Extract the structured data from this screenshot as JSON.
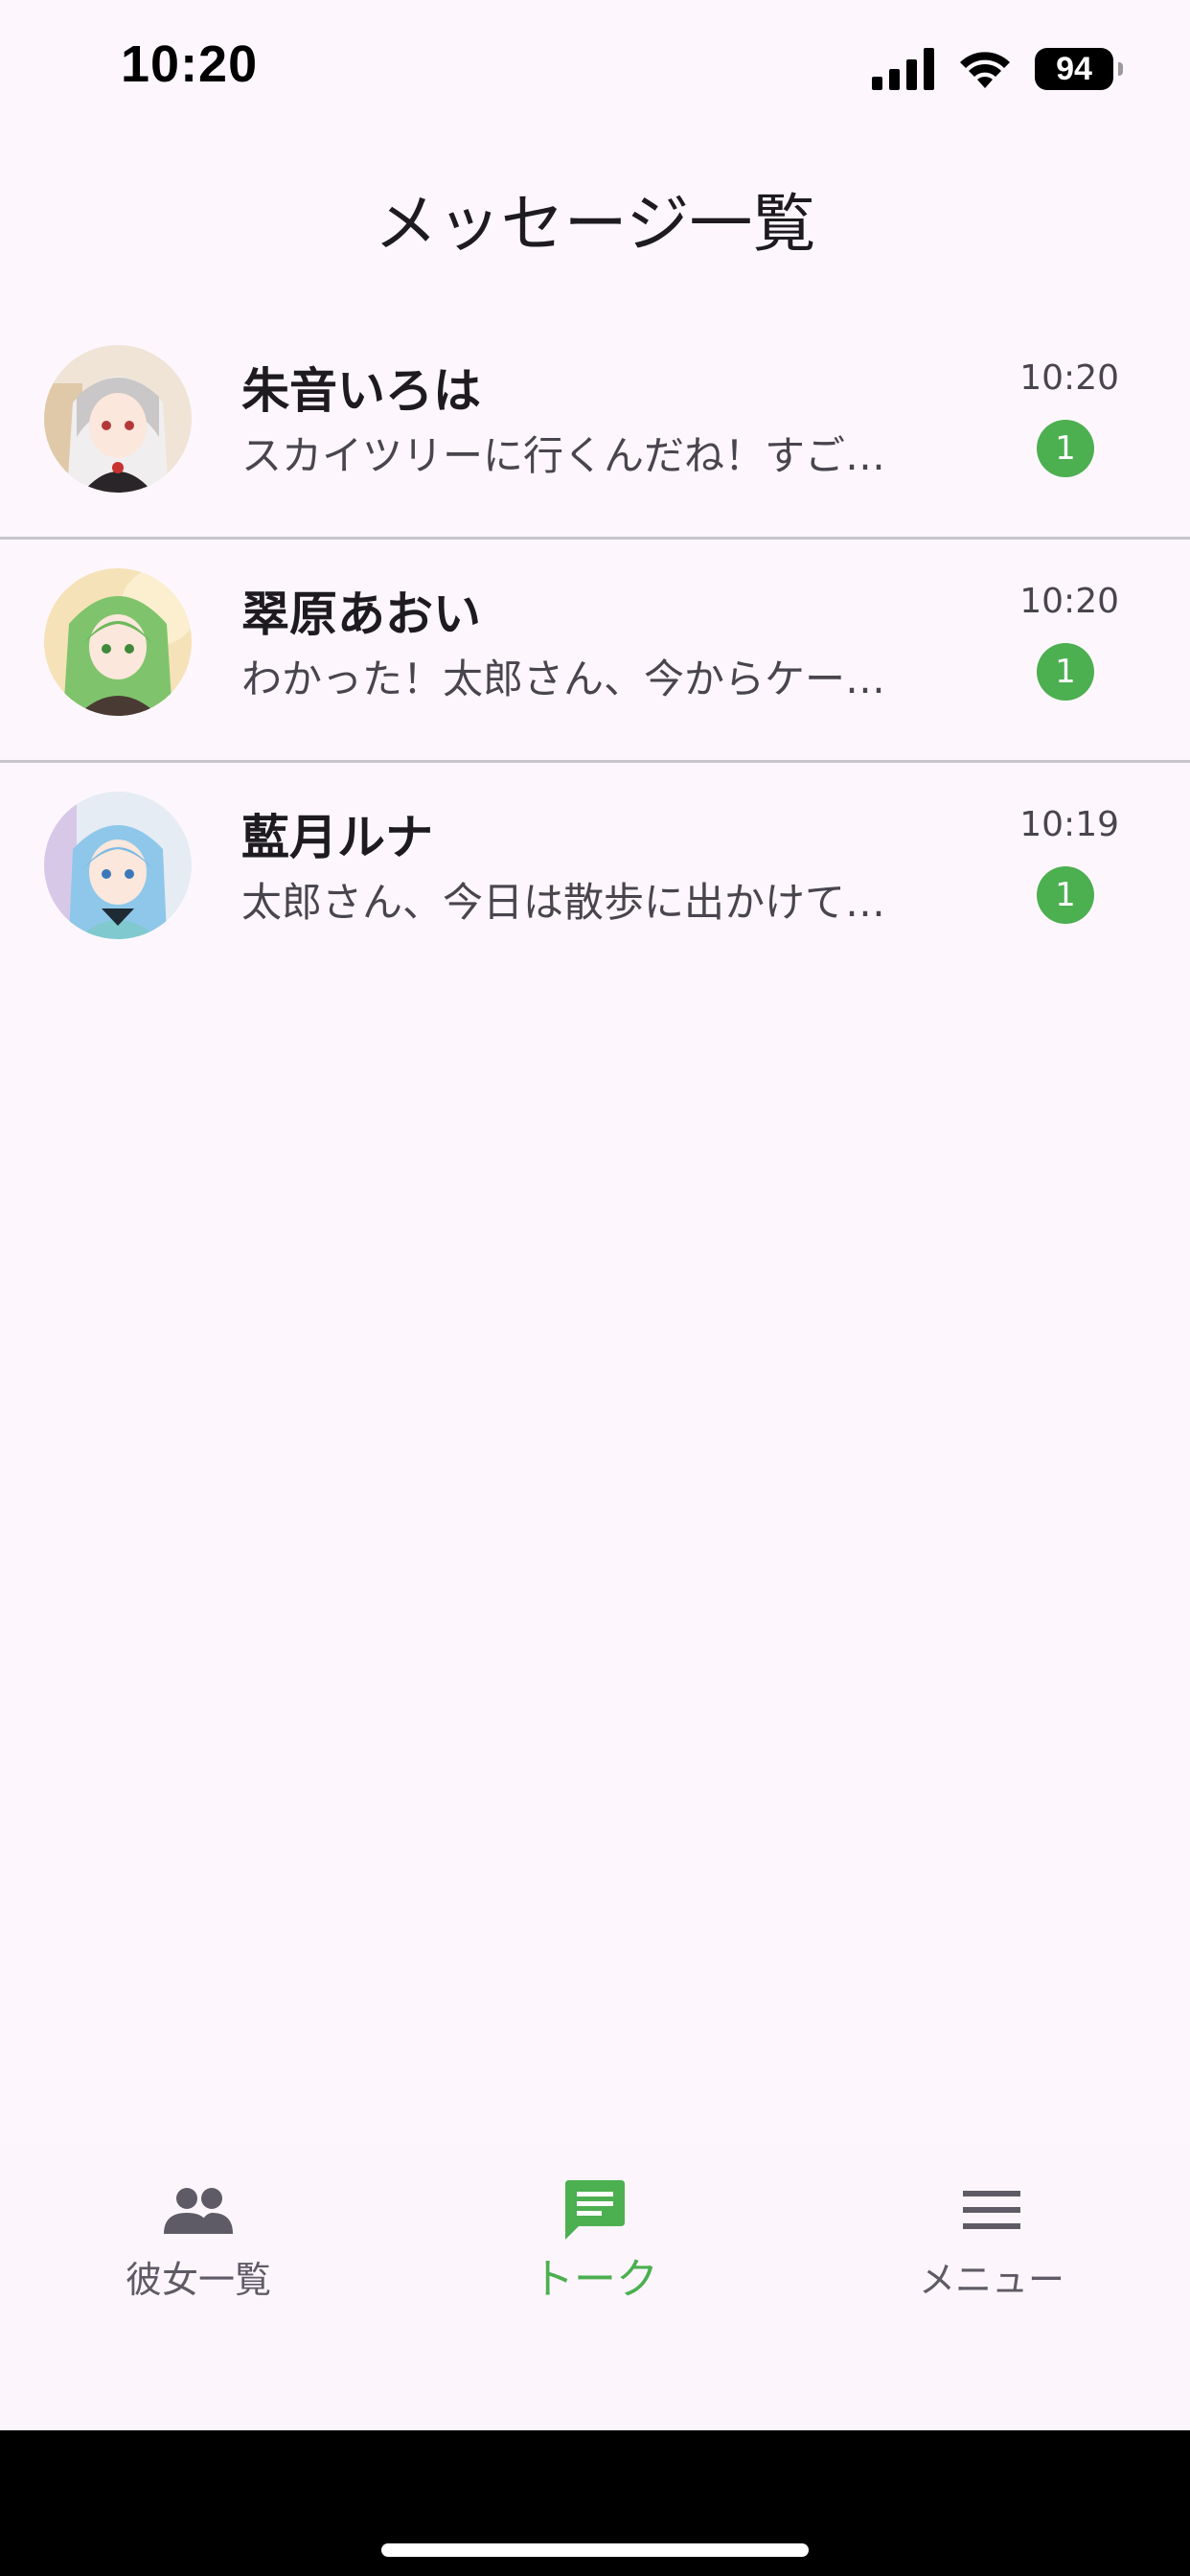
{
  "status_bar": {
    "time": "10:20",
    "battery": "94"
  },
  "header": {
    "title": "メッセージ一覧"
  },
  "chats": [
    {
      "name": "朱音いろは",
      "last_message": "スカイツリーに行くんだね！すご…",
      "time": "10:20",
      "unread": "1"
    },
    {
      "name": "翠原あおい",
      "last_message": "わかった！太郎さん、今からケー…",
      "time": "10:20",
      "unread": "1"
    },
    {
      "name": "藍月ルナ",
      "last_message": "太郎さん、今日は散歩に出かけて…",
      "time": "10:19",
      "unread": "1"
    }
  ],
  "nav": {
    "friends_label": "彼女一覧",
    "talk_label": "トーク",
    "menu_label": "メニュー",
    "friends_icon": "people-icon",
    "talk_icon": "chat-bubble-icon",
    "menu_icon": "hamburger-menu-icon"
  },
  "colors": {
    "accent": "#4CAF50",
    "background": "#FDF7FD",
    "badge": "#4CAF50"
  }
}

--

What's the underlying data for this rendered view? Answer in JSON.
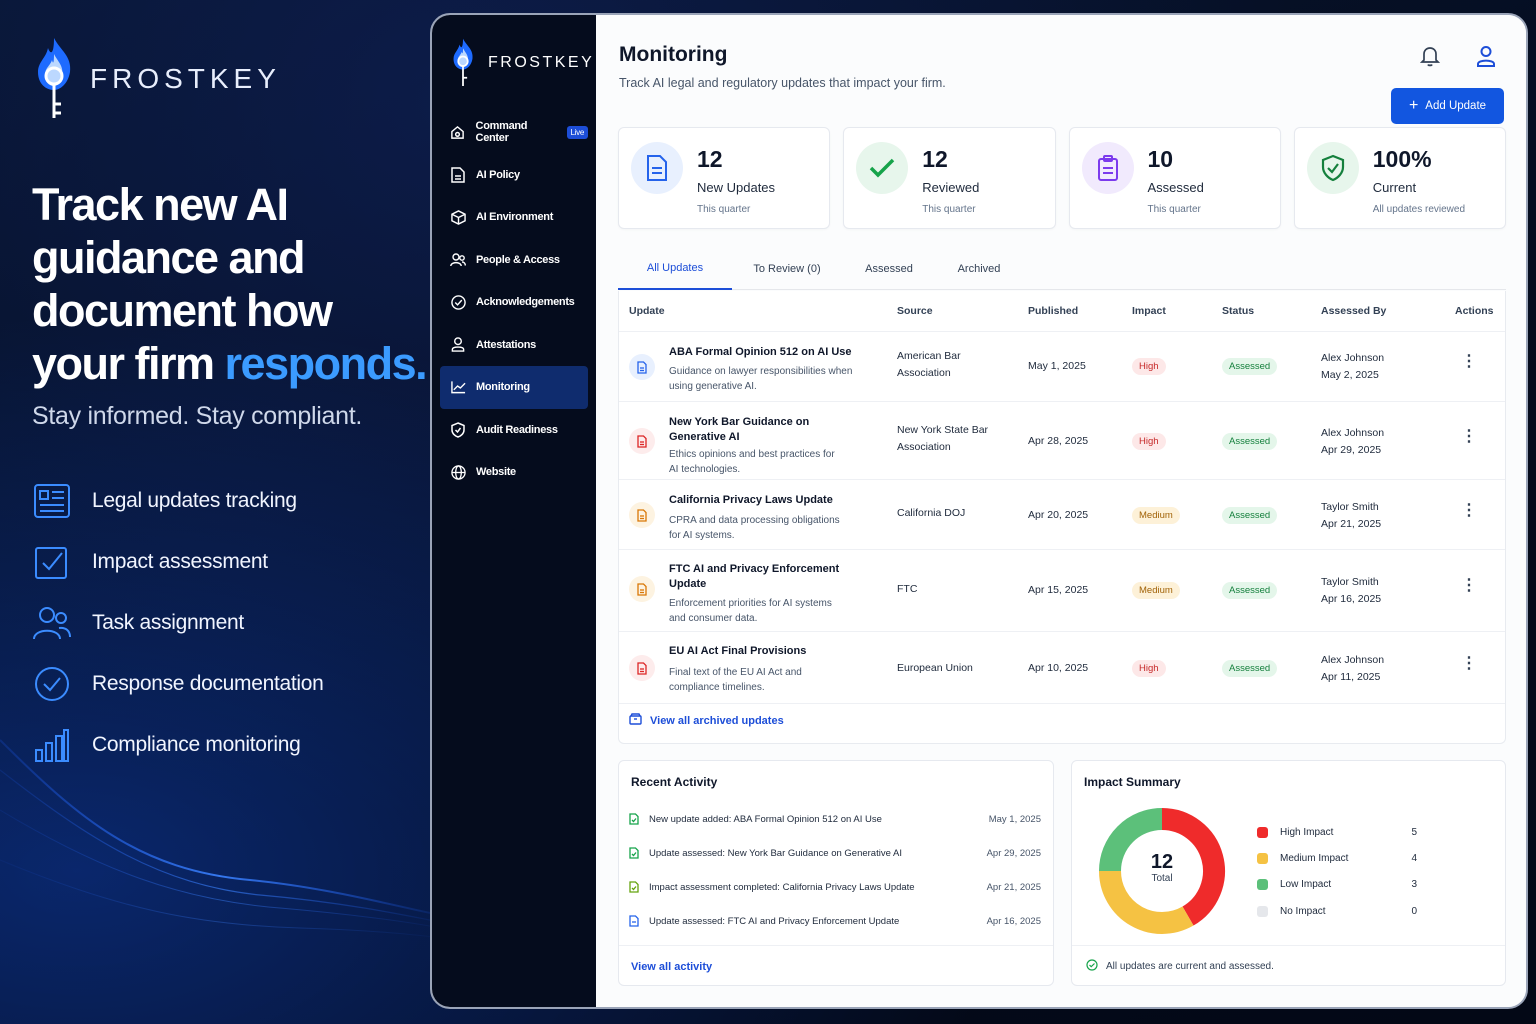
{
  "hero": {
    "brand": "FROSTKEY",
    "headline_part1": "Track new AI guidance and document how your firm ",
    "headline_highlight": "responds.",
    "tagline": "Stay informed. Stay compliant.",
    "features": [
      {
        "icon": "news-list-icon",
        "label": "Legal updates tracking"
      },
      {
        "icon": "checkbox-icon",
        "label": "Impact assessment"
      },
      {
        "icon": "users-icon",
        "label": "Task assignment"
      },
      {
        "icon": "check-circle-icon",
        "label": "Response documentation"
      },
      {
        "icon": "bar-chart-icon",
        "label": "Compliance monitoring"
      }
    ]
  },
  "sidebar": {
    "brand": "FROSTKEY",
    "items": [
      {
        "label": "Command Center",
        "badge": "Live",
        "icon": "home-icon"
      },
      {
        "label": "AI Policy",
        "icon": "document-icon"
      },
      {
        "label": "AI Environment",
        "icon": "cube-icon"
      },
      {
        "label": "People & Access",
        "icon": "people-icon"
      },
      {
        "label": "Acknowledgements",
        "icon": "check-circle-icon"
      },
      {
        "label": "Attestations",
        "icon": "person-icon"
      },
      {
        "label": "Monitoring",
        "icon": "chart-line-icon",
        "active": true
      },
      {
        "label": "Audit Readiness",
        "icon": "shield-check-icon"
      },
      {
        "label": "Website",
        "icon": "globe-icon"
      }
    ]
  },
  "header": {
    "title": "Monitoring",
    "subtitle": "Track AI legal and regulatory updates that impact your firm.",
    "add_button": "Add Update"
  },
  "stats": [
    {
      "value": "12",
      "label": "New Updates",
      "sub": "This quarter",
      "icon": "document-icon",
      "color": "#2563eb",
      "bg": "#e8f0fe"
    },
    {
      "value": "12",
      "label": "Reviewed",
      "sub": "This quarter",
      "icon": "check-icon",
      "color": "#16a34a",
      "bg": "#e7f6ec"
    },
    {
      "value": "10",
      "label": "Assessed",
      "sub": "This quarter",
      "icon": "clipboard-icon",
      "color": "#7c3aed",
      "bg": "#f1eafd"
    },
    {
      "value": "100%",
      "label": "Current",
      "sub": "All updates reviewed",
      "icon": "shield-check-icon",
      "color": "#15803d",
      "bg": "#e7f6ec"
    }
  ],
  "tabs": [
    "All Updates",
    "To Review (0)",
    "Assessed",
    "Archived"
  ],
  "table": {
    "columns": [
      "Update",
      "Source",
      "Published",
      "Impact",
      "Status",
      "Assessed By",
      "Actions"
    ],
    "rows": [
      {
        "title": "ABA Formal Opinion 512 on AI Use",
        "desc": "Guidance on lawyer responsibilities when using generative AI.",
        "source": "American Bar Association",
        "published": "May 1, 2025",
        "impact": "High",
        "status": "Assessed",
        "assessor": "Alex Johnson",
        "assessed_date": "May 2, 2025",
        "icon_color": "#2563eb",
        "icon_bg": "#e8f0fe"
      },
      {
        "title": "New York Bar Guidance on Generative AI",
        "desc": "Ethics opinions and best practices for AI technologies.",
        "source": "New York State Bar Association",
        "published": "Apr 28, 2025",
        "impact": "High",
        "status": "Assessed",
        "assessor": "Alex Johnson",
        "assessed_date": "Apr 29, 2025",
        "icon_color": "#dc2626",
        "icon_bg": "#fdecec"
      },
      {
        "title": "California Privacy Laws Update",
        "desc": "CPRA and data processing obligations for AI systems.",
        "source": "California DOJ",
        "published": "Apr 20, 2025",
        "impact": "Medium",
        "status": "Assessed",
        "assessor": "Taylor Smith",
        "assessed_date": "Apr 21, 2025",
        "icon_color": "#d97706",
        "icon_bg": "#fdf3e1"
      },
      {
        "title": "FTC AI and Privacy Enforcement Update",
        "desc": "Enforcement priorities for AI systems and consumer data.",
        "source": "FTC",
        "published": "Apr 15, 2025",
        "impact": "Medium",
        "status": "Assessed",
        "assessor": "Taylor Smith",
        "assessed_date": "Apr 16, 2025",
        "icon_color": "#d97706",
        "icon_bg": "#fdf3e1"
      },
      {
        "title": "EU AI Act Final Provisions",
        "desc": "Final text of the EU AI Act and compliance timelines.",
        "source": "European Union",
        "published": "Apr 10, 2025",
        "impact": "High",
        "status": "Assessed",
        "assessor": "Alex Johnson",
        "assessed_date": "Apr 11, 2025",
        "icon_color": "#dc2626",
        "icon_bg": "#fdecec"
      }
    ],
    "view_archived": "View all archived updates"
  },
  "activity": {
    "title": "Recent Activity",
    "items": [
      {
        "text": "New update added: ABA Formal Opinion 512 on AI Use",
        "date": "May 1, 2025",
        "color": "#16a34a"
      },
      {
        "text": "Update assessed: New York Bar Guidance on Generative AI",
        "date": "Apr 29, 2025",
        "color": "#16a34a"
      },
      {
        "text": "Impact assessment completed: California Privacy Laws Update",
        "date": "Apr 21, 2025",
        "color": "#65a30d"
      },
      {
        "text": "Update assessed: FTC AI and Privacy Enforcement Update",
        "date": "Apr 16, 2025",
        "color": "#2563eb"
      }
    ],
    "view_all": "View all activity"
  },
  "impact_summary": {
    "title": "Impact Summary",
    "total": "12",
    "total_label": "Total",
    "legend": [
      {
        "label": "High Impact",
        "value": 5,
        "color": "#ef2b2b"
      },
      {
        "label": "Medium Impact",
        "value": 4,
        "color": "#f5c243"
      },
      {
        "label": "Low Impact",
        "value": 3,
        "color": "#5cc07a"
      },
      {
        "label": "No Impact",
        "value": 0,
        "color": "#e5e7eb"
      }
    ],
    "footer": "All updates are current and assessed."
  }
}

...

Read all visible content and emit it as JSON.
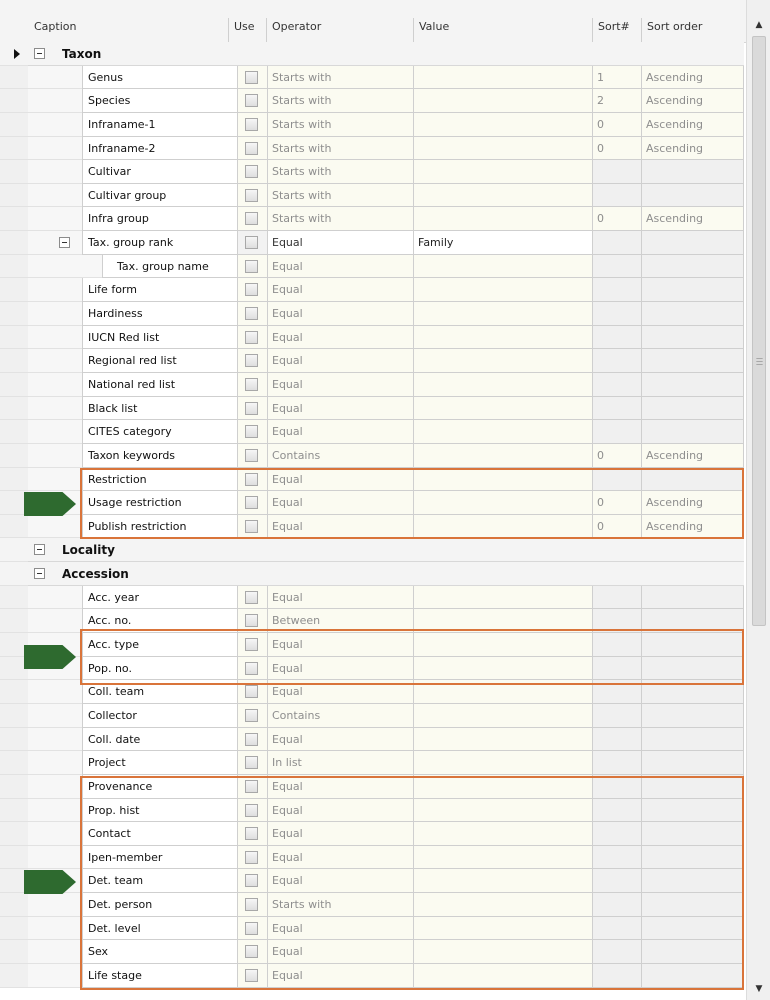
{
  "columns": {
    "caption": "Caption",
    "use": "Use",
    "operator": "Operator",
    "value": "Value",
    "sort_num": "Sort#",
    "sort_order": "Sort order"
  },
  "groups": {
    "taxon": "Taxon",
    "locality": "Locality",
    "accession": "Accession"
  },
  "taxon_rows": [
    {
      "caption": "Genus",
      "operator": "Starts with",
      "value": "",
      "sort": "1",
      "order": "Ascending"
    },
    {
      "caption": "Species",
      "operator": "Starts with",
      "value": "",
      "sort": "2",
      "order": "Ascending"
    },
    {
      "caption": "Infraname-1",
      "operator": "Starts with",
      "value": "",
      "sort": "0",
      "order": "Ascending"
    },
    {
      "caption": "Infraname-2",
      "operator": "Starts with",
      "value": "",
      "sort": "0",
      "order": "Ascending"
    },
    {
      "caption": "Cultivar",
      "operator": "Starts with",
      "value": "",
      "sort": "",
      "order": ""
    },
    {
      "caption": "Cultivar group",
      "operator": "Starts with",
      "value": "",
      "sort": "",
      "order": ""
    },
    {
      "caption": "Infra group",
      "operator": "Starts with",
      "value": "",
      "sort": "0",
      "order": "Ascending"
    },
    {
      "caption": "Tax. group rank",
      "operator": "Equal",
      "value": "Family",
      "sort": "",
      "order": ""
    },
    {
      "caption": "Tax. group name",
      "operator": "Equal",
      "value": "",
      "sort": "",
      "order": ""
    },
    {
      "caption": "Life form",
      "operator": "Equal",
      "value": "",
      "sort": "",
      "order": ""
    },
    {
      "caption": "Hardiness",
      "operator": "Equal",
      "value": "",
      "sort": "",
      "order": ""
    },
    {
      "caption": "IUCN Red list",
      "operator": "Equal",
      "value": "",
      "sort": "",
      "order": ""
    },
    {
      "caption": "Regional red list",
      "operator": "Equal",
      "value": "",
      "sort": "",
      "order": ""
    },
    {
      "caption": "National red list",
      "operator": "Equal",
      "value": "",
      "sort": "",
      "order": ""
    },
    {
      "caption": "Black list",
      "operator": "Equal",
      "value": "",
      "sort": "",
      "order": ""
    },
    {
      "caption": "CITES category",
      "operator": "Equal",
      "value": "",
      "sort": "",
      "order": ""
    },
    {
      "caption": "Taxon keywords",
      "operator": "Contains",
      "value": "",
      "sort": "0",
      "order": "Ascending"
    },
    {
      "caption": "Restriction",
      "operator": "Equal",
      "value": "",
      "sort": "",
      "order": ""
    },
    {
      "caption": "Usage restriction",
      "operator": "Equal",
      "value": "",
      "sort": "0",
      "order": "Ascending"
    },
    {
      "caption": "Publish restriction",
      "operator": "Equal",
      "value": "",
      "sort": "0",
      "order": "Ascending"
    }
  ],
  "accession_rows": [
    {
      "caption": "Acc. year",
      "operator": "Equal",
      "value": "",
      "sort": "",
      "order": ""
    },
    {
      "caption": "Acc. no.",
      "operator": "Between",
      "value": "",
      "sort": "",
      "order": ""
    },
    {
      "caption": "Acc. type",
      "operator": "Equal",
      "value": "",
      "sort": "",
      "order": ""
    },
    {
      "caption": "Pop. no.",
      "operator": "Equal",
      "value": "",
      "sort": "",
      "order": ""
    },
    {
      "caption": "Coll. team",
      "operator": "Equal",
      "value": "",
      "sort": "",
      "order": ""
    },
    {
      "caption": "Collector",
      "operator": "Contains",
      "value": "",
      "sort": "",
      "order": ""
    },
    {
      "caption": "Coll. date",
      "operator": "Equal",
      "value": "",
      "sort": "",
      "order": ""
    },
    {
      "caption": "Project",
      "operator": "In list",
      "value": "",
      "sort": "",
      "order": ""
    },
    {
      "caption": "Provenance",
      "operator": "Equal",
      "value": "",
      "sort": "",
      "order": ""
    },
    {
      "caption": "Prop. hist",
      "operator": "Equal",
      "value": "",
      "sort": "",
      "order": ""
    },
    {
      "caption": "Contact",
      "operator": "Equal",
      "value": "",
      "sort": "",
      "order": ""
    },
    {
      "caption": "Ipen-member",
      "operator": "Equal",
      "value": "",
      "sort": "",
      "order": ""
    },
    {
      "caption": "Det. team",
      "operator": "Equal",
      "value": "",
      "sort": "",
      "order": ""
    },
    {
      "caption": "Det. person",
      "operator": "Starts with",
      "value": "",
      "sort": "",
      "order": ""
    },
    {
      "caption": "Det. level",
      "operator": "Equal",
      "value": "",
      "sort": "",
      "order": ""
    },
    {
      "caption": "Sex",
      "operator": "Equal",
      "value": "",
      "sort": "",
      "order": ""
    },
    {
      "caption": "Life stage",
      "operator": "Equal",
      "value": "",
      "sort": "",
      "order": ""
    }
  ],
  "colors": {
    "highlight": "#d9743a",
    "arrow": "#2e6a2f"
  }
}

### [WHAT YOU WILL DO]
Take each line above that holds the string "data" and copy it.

### [ANSWER]
Extract the structured data from this screenshot as JSON.
What's the underlying data for this rendered view? Answer in JSON.
        "desc": "CPRA and data processing obligations for AI systems.",
        "desc": "Enforcement priorities for AI systems and consumer data.",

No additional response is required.